Author | Lucía Burbano
Classified as a high risk job, firefighters are exposed to risks that include burns, smoke inhalation and injuries caused by fire and falling structures, as well as potential chronic respiratory diseases.
In 2022, the U.S. National Fire Protection Association reported a total of 96 fatal firefighter injuries occurring while they were on duty. If robots are already gaining momentum in other sectors, their role in jobs related to human safety could save lives. Hence the growing interest in automating their tasks as much as possible.
Advantages of robotic firefighting
Firstly, robots are designed to withstand extreme temperatures and conditions, making them the ideal tool for fire extinguishing tasks.
Furthermore, robots programed to put out fires are equipped with a series of advanced functions, such as sensors, cameras and thermal imaging technology, which allows them to navigate through smoke-filled environments and detect hot points that may be invisible to the human eye.
Thanks to the incorporation of these disaster response technologies, they can work autonomously, like this robot designed in Croatia, or they can be controlled remotely. These robots tend to be equipped with cameras and other sensors that provide real-time information, enabling decisions to be made based on the fullest available information.
Taipei and its firefighting robots
The capital of Taiwan seems to be determined to combat fires with robots. A few months ago, the city held a demonstration of the LUF60 robot, which is controlled remotely and capable of generating 2,400 liters of water per minute at a distance of over 60 meters.
It also has other functions, such as climbing inclined surfaces up to 30 degrees and removing obstacles, thanks to its crawler chassis that permits precise driving and turning maneuvers and high stability.
The relevant tests were performed a few weeks prior to the robot’s debut, in which improvements and adjustments were introduced, although these have not been specified.

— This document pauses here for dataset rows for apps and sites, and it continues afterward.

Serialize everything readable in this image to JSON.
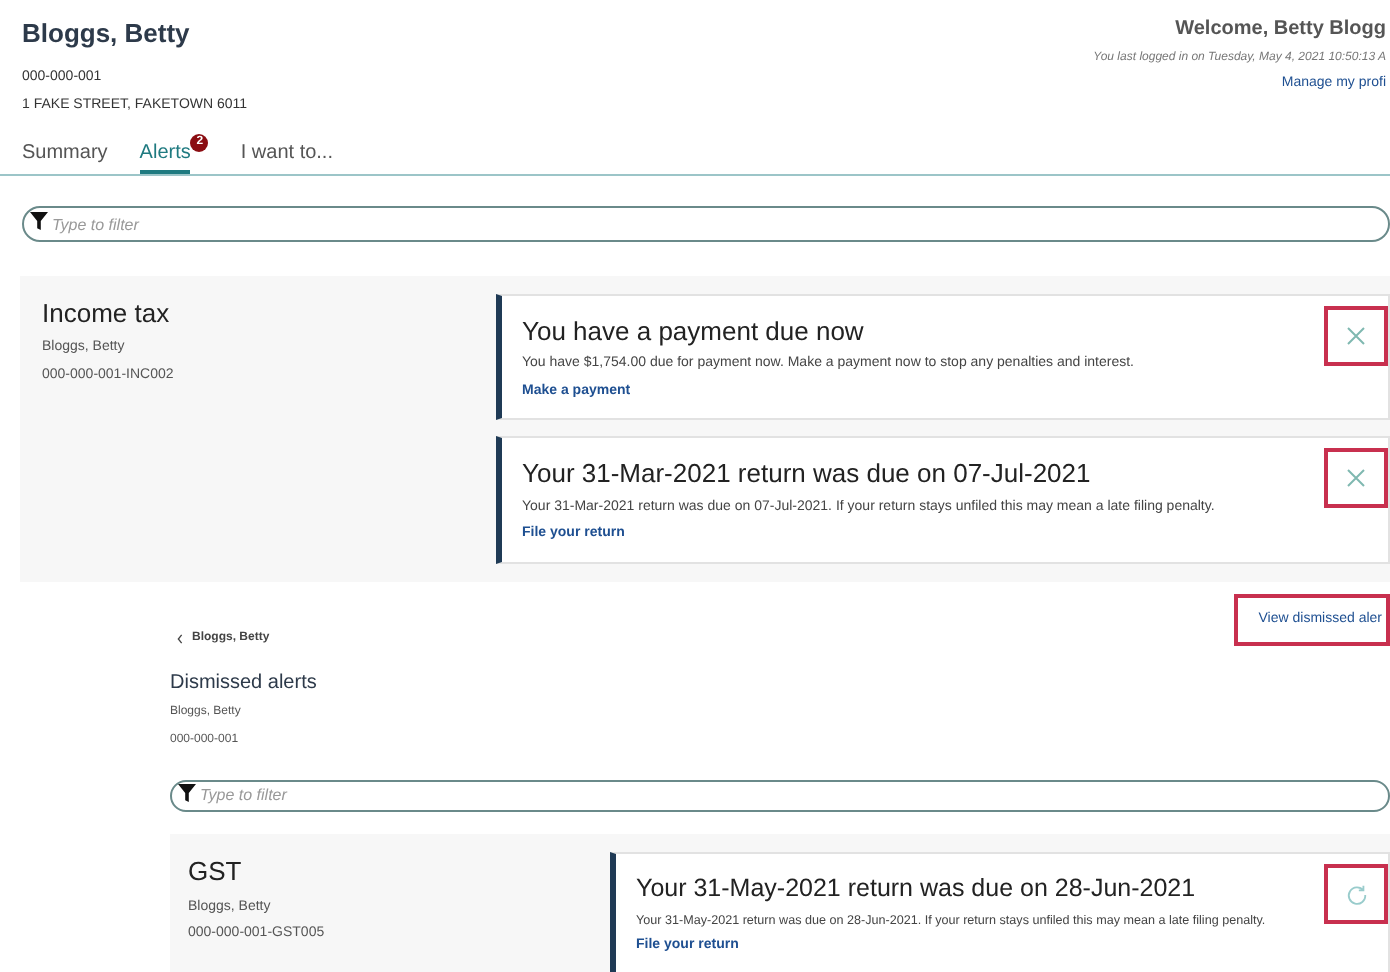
{
  "header": {
    "name": "Bloggs, Betty",
    "account": "000-000-001",
    "address": "1 FAKE STREET, FAKETOWN 6011",
    "welcome": "Welcome, Betty Blogg",
    "last_login": "You last logged in on Tuesday, May 4, 2021 10:50:13 A",
    "profile_link": "Manage my profi"
  },
  "tabs": [
    {
      "label": "Summary",
      "selected": false
    },
    {
      "label": "Alerts",
      "selected": true,
      "badge": "2"
    },
    {
      "label": "I want to...",
      "selected": false
    }
  ],
  "filter": {
    "placeholder": "Type to filter"
  },
  "groups": [
    {
      "title": "Income tax",
      "owner": "Bloggs, Betty",
      "reference": "000-000-001-INC002",
      "alerts": [
        {
          "title": "You have a payment due now",
          "text": "You have $1,754.00 due for payment now. Make a payment now to stop any penalties and interest.",
          "link": "Make a payment",
          "kind": "dismiss",
          "highlighted": true
        },
        {
          "title": "Your 31-Mar-2021 return was due on 07-Jul-2021",
          "text": "Your 31-Mar-2021 return was due on 07-Jul-2021. If your return stays unfiled this may mean a late filing penalty.",
          "link": "File your return",
          "kind": "dismiss",
          "highlighted": true
        }
      ]
    }
  ],
  "dismissed_link": {
    "label": "View dismissed aler",
    "highlighted": true
  },
  "dismissed": {
    "back": "Bloggs, Betty",
    "title": "Dismissed alerts",
    "owner": "Bloggs, Betty",
    "account": "000-000-001",
    "filter": {
      "placeholder": "Type to filter"
    },
    "groups": [
      {
        "title": "GST",
        "owner": "Bloggs, Betty",
        "reference": "000-000-001-GST005",
        "alerts": [
          {
            "title": "Your 31-May-2021 return was due on 28-Jun-2021",
            "text": "Your 31-May-2021 return was due on 28-Jun-2021. If your return stays unfiled this may mean a late filing penalty.",
            "link": "File your return",
            "kind": "restore",
            "highlighted": true
          }
        ]
      }
    ]
  }
}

The aim of the presentation was to show how firefighting robots can improve rescue missions in various types of disasters and also guarantee the protection of lives and assets. The Taiwanese authorities plan to use it on Shezi Island where a major industrial plant is located.
A few months ago, as a result of a fire in a factory in the Pingtung County, in which nine people died, calls were made for the government to allocate more funding for joint research programs between firefighting agencies and high-tech firms to produce a new generation of mobile robots, which could replace human firefighters, along with new tools and fire hoses that would have an enhanced range and water capacity.

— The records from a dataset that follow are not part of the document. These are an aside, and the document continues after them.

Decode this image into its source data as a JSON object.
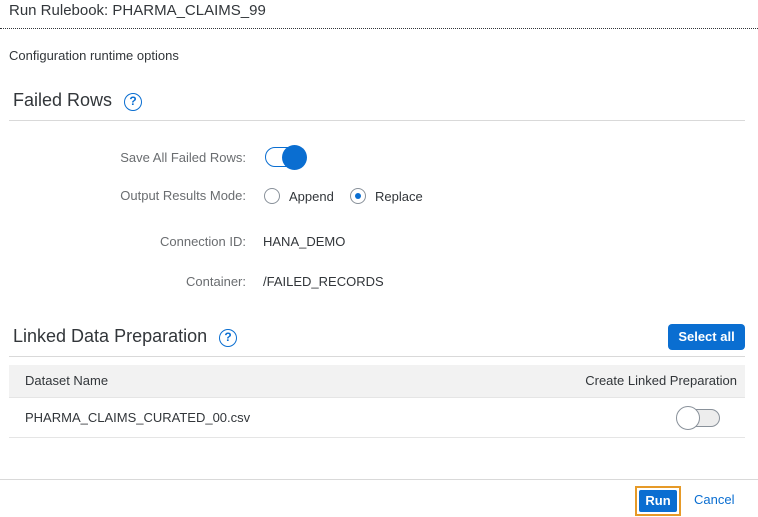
{
  "dialog": {
    "title": "Run Rulebook: PHARMA_CLAIMS_99",
    "subtitle": "Configuration runtime options"
  },
  "failed_rows": {
    "heading": "Failed Rows",
    "help_icon": "?",
    "save_label": "Save All Failed Rows:",
    "save_enabled": true,
    "output_mode_label": "Output Results Mode:",
    "output_options": [
      "Append",
      "Replace"
    ],
    "output_selected": "Replace",
    "connection_label": "Connection ID:",
    "connection_value": "HANA_DEMO",
    "container_label": "Container:",
    "container_value": "/FAILED_RECORDS"
  },
  "linked": {
    "heading": "Linked Data Preparation",
    "help_icon": "?",
    "select_all_label": "Select all",
    "columns": [
      "Dataset Name",
      "Create Linked Preparation"
    ],
    "rows": [
      {
        "dataset": "PHARMA_CLAIMS_CURATED_00.csv",
        "create": false
      }
    ]
  },
  "footer": {
    "run_label": "Run",
    "cancel_label": "Cancel"
  },
  "colors": {
    "accent": "#0a6ed1",
    "focus": "#e69a28",
    "text": "#32363a",
    "label": "#6a6d70"
  }
}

In Arizona, in the Unites States, firefighters tested another robot, in this case manufactured by Rosenbauer. Its President defines the mission of robots like his: “We designed it not to replace firefighters, but to enhance their capabilities and make it safer for them”.
This demonstration highlighted the usefulness of robots equipped with cameras to view what is happening inside a burning building, since it is inside buildings where there is increased risk for firefighters, according to a joint study by the Spanish public universities Rey Juan Carlos University and the Universidad Autónoma de Madrid.

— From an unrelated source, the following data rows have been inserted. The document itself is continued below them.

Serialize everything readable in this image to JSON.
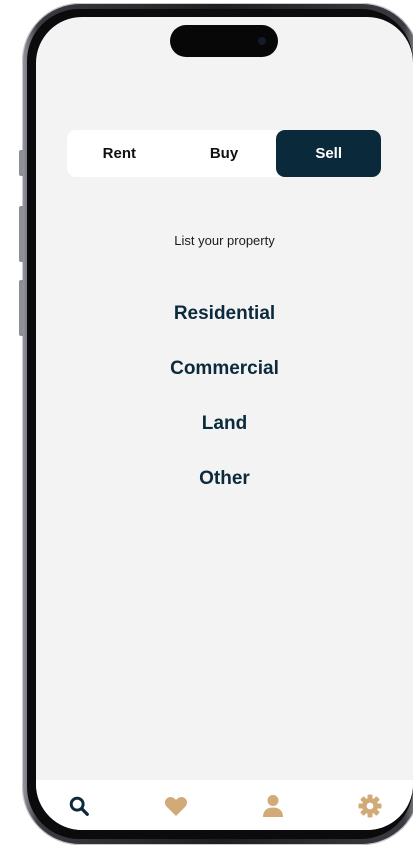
{
  "segmented_control": {
    "items": [
      {
        "label": "Rent"
      },
      {
        "label": "Buy"
      },
      {
        "label": "Sell"
      }
    ],
    "selected": "Sell"
  },
  "main": {
    "subtitle": "List your property",
    "options": [
      {
        "label": "Residential"
      },
      {
        "label": "Commercial"
      },
      {
        "label": "Land"
      },
      {
        "label": "Other"
      }
    ]
  },
  "tab_bar": {
    "items": [
      {
        "icon": "search-icon",
        "active": true
      },
      {
        "icon": "heart-icon",
        "active": false
      },
      {
        "icon": "user-icon",
        "active": false
      },
      {
        "icon": "gear-icon",
        "active": false
      }
    ]
  },
  "colors": {
    "primary_navy": "#0a2a3c",
    "accent_tan": "#d1aa78",
    "screen_background": "#f3f3f3"
  }
}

Once again citing the President at Rosenbauer: “If this thing (the robot) was to be destroyed it’s simply a mechanical device that is replaceable. A firefighter is not replaceable. That is a human life.”
Photographs | Taipei City Fire Department